As for the now.. There is some big blistering on my feet and my knees are slowly recuperating. I have no idea why the blisters are there, but I noticed the difference in running after about 8km and that was right after the parts with the gravel and I wouldn’t be surprised if that’s part of the problem. Gravel is not the friend of a barefoot runner. And there was a kind of fine gravel too and that was horrible! Other footing was quite ok..

My goal was to finish. I expected to run it under the hour. So I am very happy 🙂

A script to commit all the GIT projects in a map

I keep all the documents, code and whatnot for DGTL in several git repositories and synchronise those to secret remote locations (cool ey.) But its a hassle to update them all and why keep manually doing mundane tasks when you can replace it with a small (recursive) bash script 🙂

So I did.


The script loops through all maps and checks for the telltale .git folder. It its there, it runs the wonderful “git add . && git commit -a && git push“. This is probably not ideal, but its how I prefer it.

If there is no .git folder, it checks for an executable file with the same name, ie a copy of itself, though it doesnt check the content. A diff or md5 check or check for symlink might do this, but I trust myself to not screw this up. The script then runs that file. There is a risk for recursive hell here with symlinks to directories, but I’ll just not do that and it ll all be ok 🙂

The code is at http://www.gertschepens.be/bash#UpdateGit

So I put a symlink to the update script in ~/Documents/ and run it there. I put a second symlink in ~/Documents/Projects/. Effectively synchronising all the projects; hooray!


A simple script that works 🙂

Even today, I still loathe how I was first introduced to pointers

Even today, I still hate the asshole that first introduced me to pointers.

Instead of saying

“this is the coolest thing since sliced bread”

(which, by the way, it is.. you can do amaaaaaazing evil cool shit with it. Don’t let anyone tell you different)

the A-Hole said something like

“there is a thing called pointers, these are incredibly hard to do and it’s ok if you don’t get it, but you’ll have to try and get it anyway because you have to be able to do this, but its difficult and scary and hard.”

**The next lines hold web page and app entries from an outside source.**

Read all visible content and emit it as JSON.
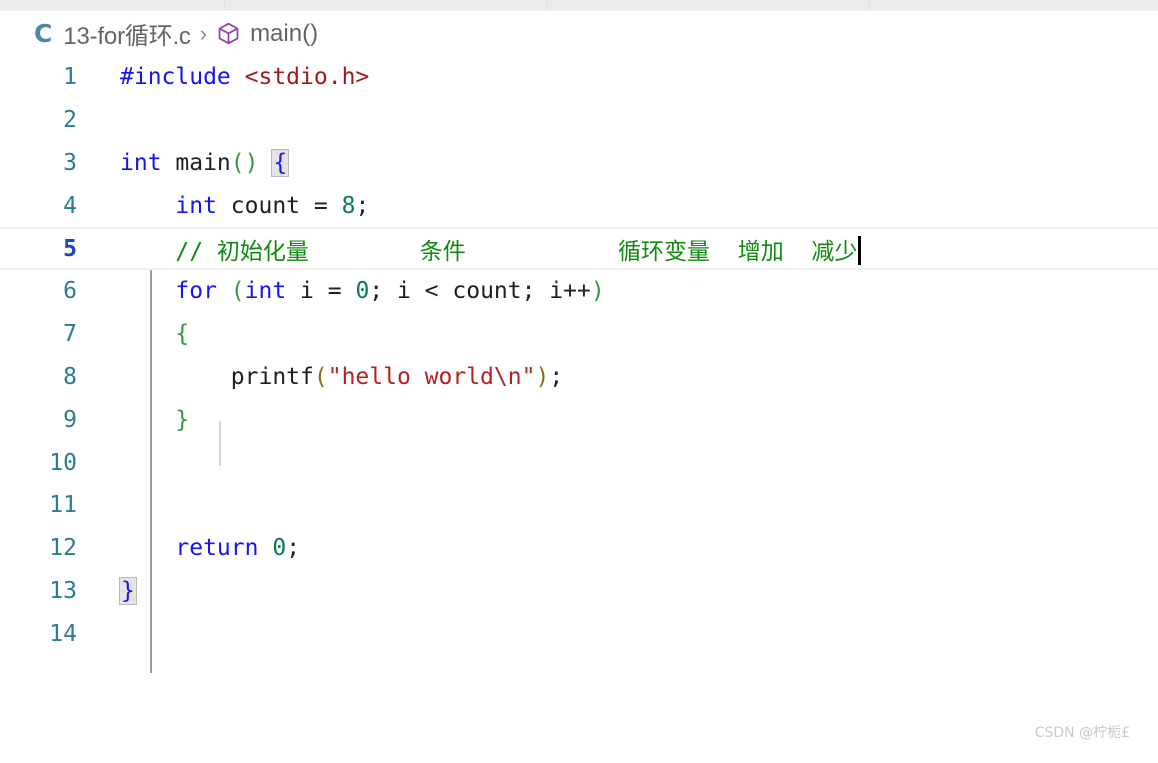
{
  "window": {
    "tabstrip": {
      "tabs": [
        {
          "name": "tab-slot-1"
        },
        {
          "name": "tab-slot-2"
        },
        {
          "name": "tab-slot-3"
        },
        {
          "name": "tab-slot-4"
        }
      ]
    }
  },
  "breadcrumb": {
    "file_icon_letter": "C",
    "filename": "13-for循环.c",
    "separator": "›",
    "symbol_icon": "symbol-method-cube-icon",
    "symbol": "main()"
  },
  "editor": {
    "language": "c",
    "active_line": 5,
    "caret_line": 5,
    "line_numbers": [
      1,
      2,
      3,
      4,
      5,
      6,
      7,
      8,
      9,
      10,
      11,
      12,
      13,
      14
    ],
    "lines": [
      {
        "num": 1,
        "text": "#include <stdio.h>"
      },
      {
        "num": 2,
        "text": ""
      },
      {
        "num": 3,
        "text": "int main() {"
      },
      {
        "num": 4,
        "text": "    int count = 8;"
      },
      {
        "num": 5,
        "text": "    // 初始化量        条件           循环变量  增加  减少"
      },
      {
        "num": 6,
        "text": "    for (int i = 0; i < count; i++)"
      },
      {
        "num": 7,
        "text": "    {"
      },
      {
        "num": 8,
        "text": "        printf(\"hello world\\n\");"
      },
      {
        "num": 9,
        "text": "    }"
      },
      {
        "num": 10,
        "text": ""
      },
      {
        "num": 11,
        "text": ""
      },
      {
        "num": 12,
        "text": "    return 0;"
      },
      {
        "num": 13,
        "text": "}"
      },
      {
        "num": 14,
        "text": ""
      }
    ],
    "tokens": {
      "l1_include": "#include",
      "l1_header": "<stdio.h>",
      "l3_int": "int",
      "l3_main": " main",
      "l3_parens": "()",
      "l3_brace": "{",
      "l4_int": "int",
      "l4_name": " count ",
      "l4_eq": "= ",
      "l4_num": "8",
      "l4_semi": ";",
      "l5_comment": "// 初始化量        条件           循环变量  增加  减少",
      "l6_for": "for",
      "l6_lparen": " (",
      "l6_int": "int",
      "l6_i": " i ",
      "l6_eq": "= ",
      "l6_zero": "0",
      "l6_mid": "; i < count; i++",
      "l6_rparen": ")",
      "l7_brace": "{",
      "l8_printf": "printf",
      "l8_lparen": "(",
      "l8_string": "\"hello world\\n\"",
      "l8_rparen": ")",
      "l8_semi": ";",
      "l9_brace": "}",
      "l12_return": "return",
      "l12_space": " ",
      "l12_num": "0",
      "l12_semi": ";",
      "l13_brace": "}"
    }
  },
  "watermark": {
    "text": "CSDN @柠栀£"
  },
  "colors": {
    "keyword": "#1515f0",
    "string": "#b32222",
    "header": "#a01b1b",
    "number": "#0a7a52",
    "comment": "#108a10",
    "brace_green": "#2e9b3f",
    "paren_gold": "#8a6d1a",
    "line_number": "#2c7c91",
    "active_line_number": "#1a47b8",
    "file_icon": "#4a87a8",
    "symbol_icon": "#8e44ad",
    "background": "#ffffff",
    "tabstrip": "#ececec"
  }
}
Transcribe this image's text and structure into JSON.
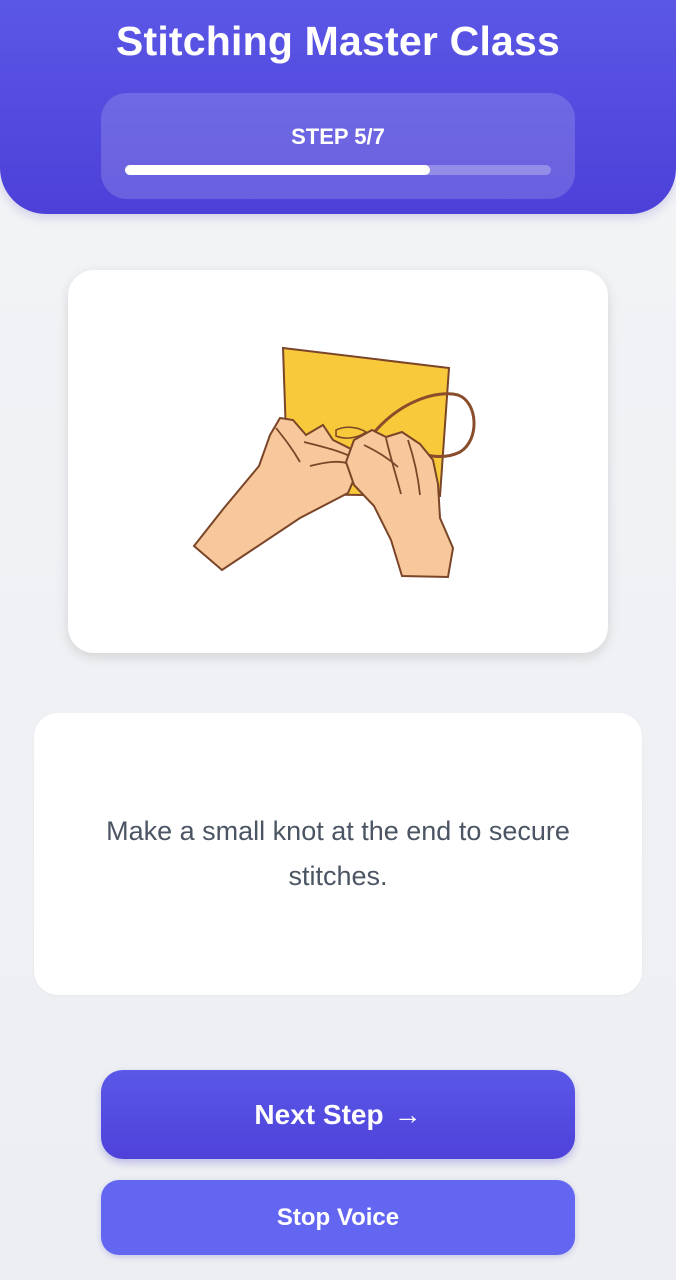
{
  "header": {
    "title": "Stitching Master Class",
    "step_label": "STEP 5/7",
    "progress_fraction": 0.715
  },
  "illustration": {
    "icon": "hands-stitching-fabric-illustration",
    "fabric_color": "#f8c93a",
    "skin_color": "#f7c89b",
    "outline_color": "#7a4528"
  },
  "instruction": {
    "text": "Make a small knot at the end to secure stitches."
  },
  "buttons": {
    "next_label": "Next Step",
    "next_arrow": "→",
    "stop_label": "Stop Voice"
  },
  "colors": {
    "accent": "#5b57e6",
    "accent_dark": "#4c40d8",
    "button_secondary": "#6366f1"
  }
}
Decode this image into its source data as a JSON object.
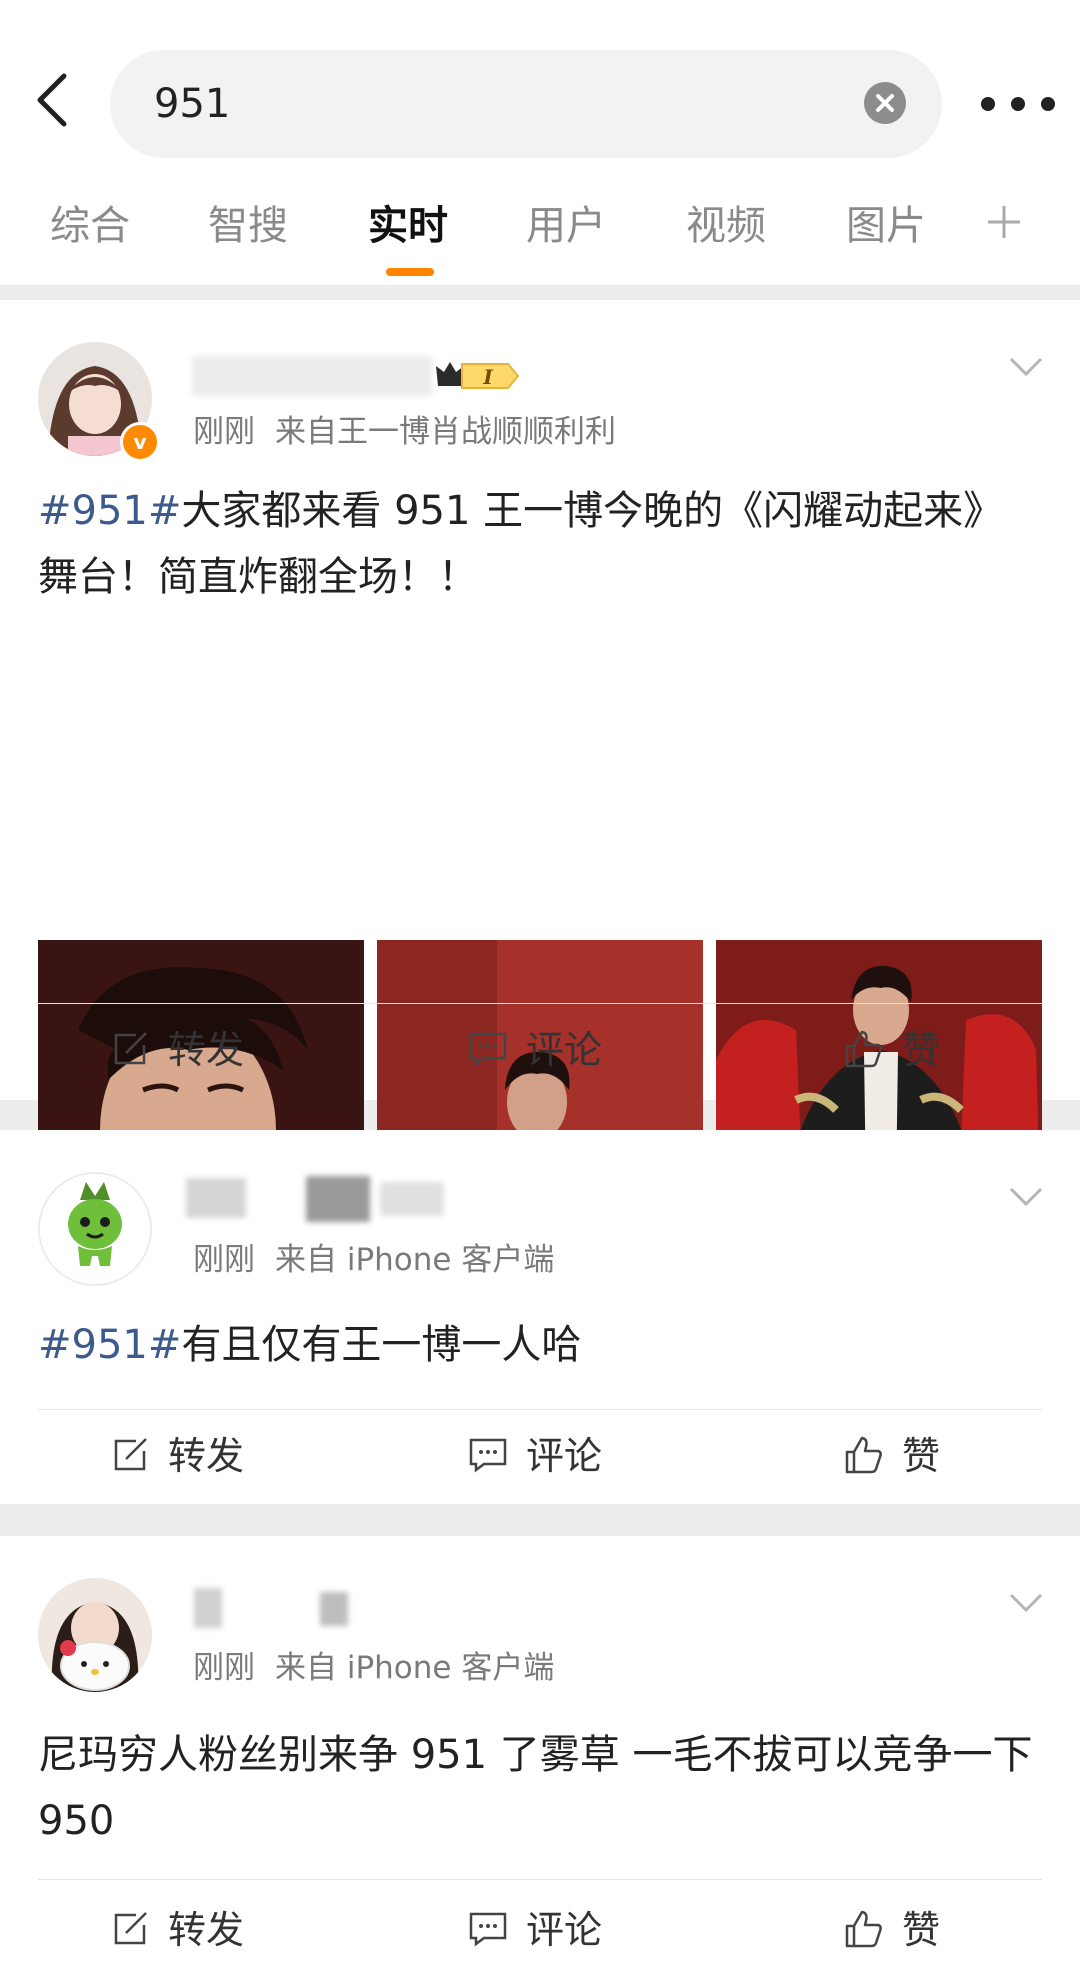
{
  "search": {
    "query": "951"
  },
  "tabs": [
    {
      "label": "综合"
    },
    {
      "label": "智搜"
    },
    {
      "label": "实时",
      "active": true
    },
    {
      "label": "用户"
    },
    {
      "label": "视频"
    },
    {
      "label": "图片"
    }
  ],
  "actions": {
    "repost": "转发",
    "comment": "评论",
    "like": "赞"
  },
  "posts": [
    {
      "time": "刚刚",
      "source": "来自王一博肖战顺顺利利",
      "hashtag": "#951#",
      "text": "大家都来看 951 王一博今晚的《闪耀动起来》舞台！简直炸翻全场！！",
      "level_badge": "I"
    },
    {
      "time": "刚刚",
      "source": "来自 iPhone 客户端",
      "hashtag": "#951#",
      "text": "有且仅有王一博一人哈"
    },
    {
      "time": "刚刚",
      "source": "来自 iPhone 客户端",
      "text": "尼玛穷人粉丝别来争 951 了雾草 一毛不拔可以竞争一下 950"
    }
  ],
  "colors": {
    "accent": "#ff8200",
    "hashtag": "#3c5a8c",
    "badge": "#ff8a00"
  }
}
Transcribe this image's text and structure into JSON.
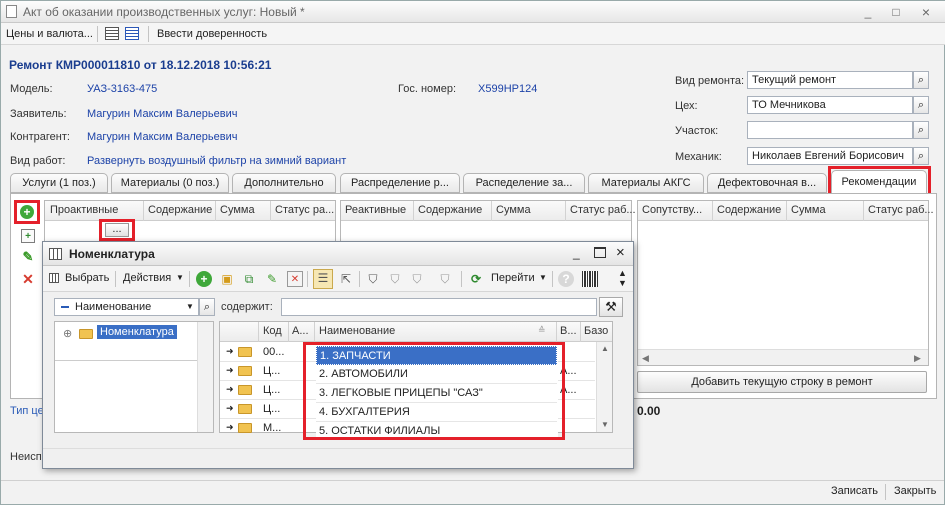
{
  "window": {
    "title": "Акт об оказании производственных услуг: Новый *",
    "controls": [
      "_",
      "□",
      "×"
    ]
  },
  "toolbar": {
    "prices_label": "Цены и валюта...",
    "proxy_label": "Ввести доверенность"
  },
  "header": {
    "doc_title": "Ремонт КМР000011810 от 18.12.2018 10:56:21",
    "model_label": "Модель:",
    "model_value": "УАЗ-3163-475",
    "gosnomer_label": "Гос. номер:",
    "gosnomer_value": "Х599НР124",
    "applicant_label": "Заявитель:",
    "applicant_value": "Магурин Максим Валерьевич",
    "counterparty_label": "Контрагент:",
    "counterparty_value": "Магурин Максим Валерьевич",
    "worktype_label": "Вид работ:",
    "worktype_value": "Развернуть воздушный фильтр на зимний вариант",
    "repair_type_label": "Вид ремонта:",
    "repair_type_value": "Текущий ремонт",
    "shop_label": "Цех:",
    "shop_value": "ТО Мечникова",
    "section_label": "Участок:",
    "section_value": "",
    "mechanic_label": "Механик:",
    "mechanic_value": "Николаев Евгений Борисович"
  },
  "tabs": [
    {
      "label": "Услуги (1 поз.)"
    },
    {
      "label": "Материалы (0 поз.)"
    },
    {
      "label": "Дополнительно"
    },
    {
      "label": "Распределение р..."
    },
    {
      "label": "Распеделение за..."
    },
    {
      "label": "Материалы АКГС"
    },
    {
      "label": "Дефектовочная в..."
    },
    {
      "label": "Рекомендации"
    }
  ],
  "grids": {
    "proactive": {
      "cols": [
        "Проактивные",
        "Содержание",
        "Сумма",
        "Статус ра..."
      ],
      "ellipsis": "..."
    },
    "reactive": {
      "cols": [
        "Реактивные",
        "Содержание",
        "Сумма",
        "Статус раб..."
      ]
    },
    "related": {
      "cols": [
        "Сопутству...",
        "Содержание",
        "Сумма",
        "Статус раб..."
      ]
    }
  },
  "add_row_button": "Добавить текущую строку в ремонт",
  "sum_value": "0.00",
  "bottom_left_1": "Тип це",
  "bottom_left_2": "Неисп",
  "footer": {
    "save": "Записать",
    "close": "Закрыть"
  },
  "dialog": {
    "title": "Номенклатура",
    "select_label": "Выбрать",
    "actions_label": "Действия",
    "goto_label": "Перейти",
    "filter_field": "Наименование",
    "contains_label": "содержит:",
    "tree_root": "Номенклатура",
    "columns": [
      "Код",
      "А...",
      "Наименование",
      "В...",
      "Базо"
    ],
    "rows": [
      {
        "code": "00...",
        "extra": ""
      },
      {
        "code": "Ц...",
        "extra": "А..."
      },
      {
        "code": "Ц...",
        "extra": "А..."
      },
      {
        "code": "Ц...",
        "extra": ""
      },
      {
        "code": "М...",
        "extra": ""
      }
    ],
    "dropdown": [
      "1. ЗАПЧАСТИ",
      "2. АВТОМОБИЛИ",
      "3. ЛЕГКОВЫЕ ПРИЦЕПЫ \"САЗ\"",
      "4. БУХГАЛТЕРИЯ",
      "5. ОСТАТКИ ФИЛИАЛЫ"
    ]
  }
}
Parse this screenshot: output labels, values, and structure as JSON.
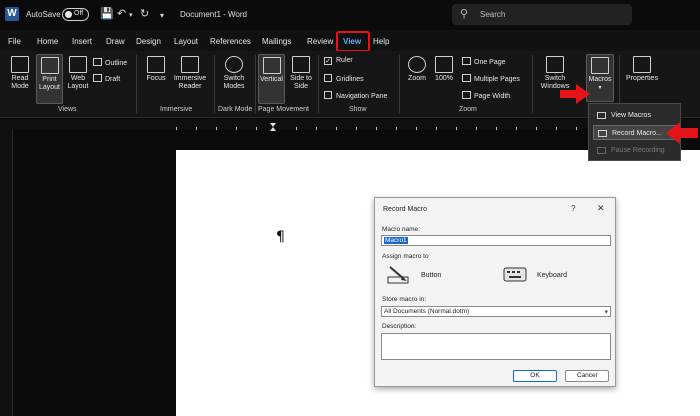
{
  "titlebar": {
    "app_logo": "W",
    "autosave_label": "AutoSave",
    "autosave_state": "Off",
    "document_title": "Document1 - Word",
    "search_placeholder": "Search"
  },
  "menu": {
    "tabs": [
      "File",
      "Home",
      "Insert",
      "Draw",
      "Design",
      "Layout",
      "References",
      "Mailings",
      "Review",
      "View",
      "Help"
    ],
    "active_tab": "View"
  },
  "ribbon": {
    "views": {
      "read_mode": "Read Mode",
      "print_layout": "Print Layout",
      "web_layout": "Web Layout",
      "outline": "Outline",
      "draft": "Draft",
      "group_label": "Views"
    },
    "immersive": {
      "focus": "Focus",
      "immersive_reader": "Immersive Reader",
      "group_label": "Immersive"
    },
    "dark_mode": {
      "switch_modes": "Switch Modes",
      "group_label": "Dark Mode"
    },
    "page_movement": {
      "vertical": "Vertical",
      "side_to_side": "Side to Side",
      "group_label": "Page Movement"
    },
    "show": {
      "ruler": "Ruler",
      "ruler_checked": true,
      "gridlines": "Gridlines",
      "navigation_pane": "Navigation Pane",
      "group_label": "Show"
    },
    "zoom": {
      "zoom": "Zoom",
      "hundred": "100%",
      "one_page": "One Page",
      "multiple_pages": "Multiple Pages",
      "page_width": "Page Width",
      "group_label": "Zoom"
    },
    "window": {
      "switch_windows": "Switch Windows"
    },
    "macros": {
      "macros": "Macros",
      "properties": "Properties"
    }
  },
  "macros_menu": {
    "items": [
      {
        "label": "View Macros",
        "enabled": true
      },
      {
        "label": "Record Macro...",
        "enabled": true,
        "highlighted": true
      },
      {
        "label": "Pause Recording",
        "enabled": false
      }
    ]
  },
  "document": {
    "paragraph_mark": "¶"
  },
  "record_macro_dialog": {
    "title": "Record Macro",
    "help": "?",
    "close": "✕",
    "macro_name_label": "Macro name:",
    "macro_name_value": "Macro1",
    "assign_label": "Assign macro to",
    "button_label": "Button",
    "keyboard_label": "Keyboard",
    "store_label": "Store macro in:",
    "store_value": "All Documents (Normal.dotm)",
    "description_label": "Description:",
    "ok": "OK",
    "cancel": "Cancel"
  },
  "colors": {
    "accent": "#6aaaf7",
    "highlight_red": "#e3151a",
    "selection_blue": "#1a66c9"
  }
}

And that was in higher IT education.

Mercifully, I don’t remember exactly who it was, though honestly, I probably just repressed the memory.